    2. I agree that our natural wealth mus t be harnessed to the well being of our citizenry. But government should look into mining priorities. Mine those natural wealth that would bring more benefits ( socio economics benefits ) not only benefits to stakeholders who are mostly the rich and the foreigners. And the most viable is the Phil Deep wealth that is consonance to the directives of the NEW WORLD of green energy source ..DEUTERIUM. I advocate that if RP will mine this natural wealth RP will be starting a new world trend…new schematics for all machineries run by OIL derivatives and we can patent what ever new machineries RP scientists and engineers can invent new schematics based DEUTERIUM and we can call them DEUTERTE in honor of the BRAVE ONE DU30. Spare all those mining in other minerals GOLD, SILVER and the likes many countries are also mining those and price competion is stiff hence earnings are minimal. Mine DEUTERIUM and invent new machines RP Progress will be assured…NO MORE OFW. My two cents worth….

    3. Without a doubt, any harm caused by mining can be attributed to poor enforcement of the Mining Act of 1995 and existing DENR Regulations. That said, there is no need for new legislation. Like it says here, the present law is already ‘tough but fair’. Calling for new laws is the usual kneejerk response to distract us from the real problem of poor enforcement. Demanding a new law makes it look like our officials are doing something, while acknowledging poor enforcement means admitting government has been remiss.

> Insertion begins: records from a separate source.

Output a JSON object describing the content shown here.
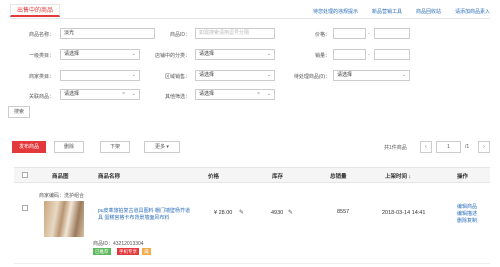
{
  "tab": {
    "label": "出售中的商品"
  },
  "top_links": [
    "待您处理的违规提示",
    "新品营销工具",
    "商品回收站",
    "请添加商品素入"
  ],
  "filters": {
    "product_name_label": "商品名称：",
    "product_name_value": "淡光",
    "product_id_label": "商品ID：",
    "product_id_placeholder": "如需搜索请用逗号分隔",
    "price_label": "价格：",
    "category_label": "一级类目：",
    "category_value": "请选择",
    "shop_category_label": "店铺中的分类：",
    "shop_category_value": "请选择",
    "sales_label": "销量：",
    "biz_label": "商家类目：",
    "biz_value": "",
    "region_label": "区域销售：",
    "region_value": "请选择",
    "pending_label": "待处理商品(0)：",
    "pending_value": "请选择",
    "related_label": "关联商品：",
    "related_value": "请选择",
    "other_label": "其他筛选：",
    "other_value": "请选择",
    "search_button": "搜索"
  },
  "actions": {
    "publish": "发布商品",
    "delete": "删除",
    "delist": "下架",
    "more": "更多 ▾",
    "pagination_total": "共1件商品",
    "page_prev": "‹",
    "page_current": "1",
    "page_total": "/1",
    "page_next": "›"
  },
  "table": {
    "headers": [
      "商品图",
      "商品名称",
      "价格",
      "库存",
      "总销量",
      "上架时间 ↓",
      "操作"
    ],
    "row": {
      "merchant_code": "商家编码：洗护组合",
      "title": "pu皮革旅拍复古道具图料 棚门墙壁杨芥道具 蛋糕宫格卡布背景墙面风布料",
      "price": "¥ 28.00",
      "stock": "4930",
      "sales": "8557",
      "listed_time": "2018-03-14 14:41",
      "product_id": "商品ID：43212013304",
      "tag1": "已推荐",
      "tag2": "手机专享",
      "tag3": "满",
      "ops": [
        "编辑商品",
        "编辑描述",
        "删除复制"
      ]
    }
  },
  "colors": {
    "accent": "#e4393c",
    "link": "#2a6ebb"
  }
}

      On the other end of the spectrum, while the law is certainly ‘tough but fair’, we have to make sure that the ones monitoring and enforcing it are also fair. One of the mining companies being criticized by the DENR claims that the auditing had been rushed, only a matter of hours for something that takes days or even weeks, and that key officials of the mining company were not consulted. If this is indeed, true and it becomes the norm, then even responsible mining and their attendant investors truly have much to fear.

    4. Meron pa rin pong pwersa na nagsusuporta ng mining dahil napaka importante daw itong factor sa progreso ng bansa. Boto po ako doon pero hindi po applicable ito sa Pilipinas dahil bawat hectaria niya ay puno ng yamang lupa at yamang dagat. Tulad sa Batangas. Confirmado po na sa may Isla Verde ay ito ang “Center of the Center of Biodiversity” in the WORLD. Ang sinasabi po ni Mom Gina ay hindi opinion lang kundi isang sincere expression ng isang enlightened na malasakit. Doon po sila dapat magmina sa bansang malalaki na siguradong maraming mamimina. Kung bakit ayaw nilang magmina sa kanilang bansa ay maliwanag na affirmation na tama si Mom Gina at Pres Digong sa kanilang advocacy.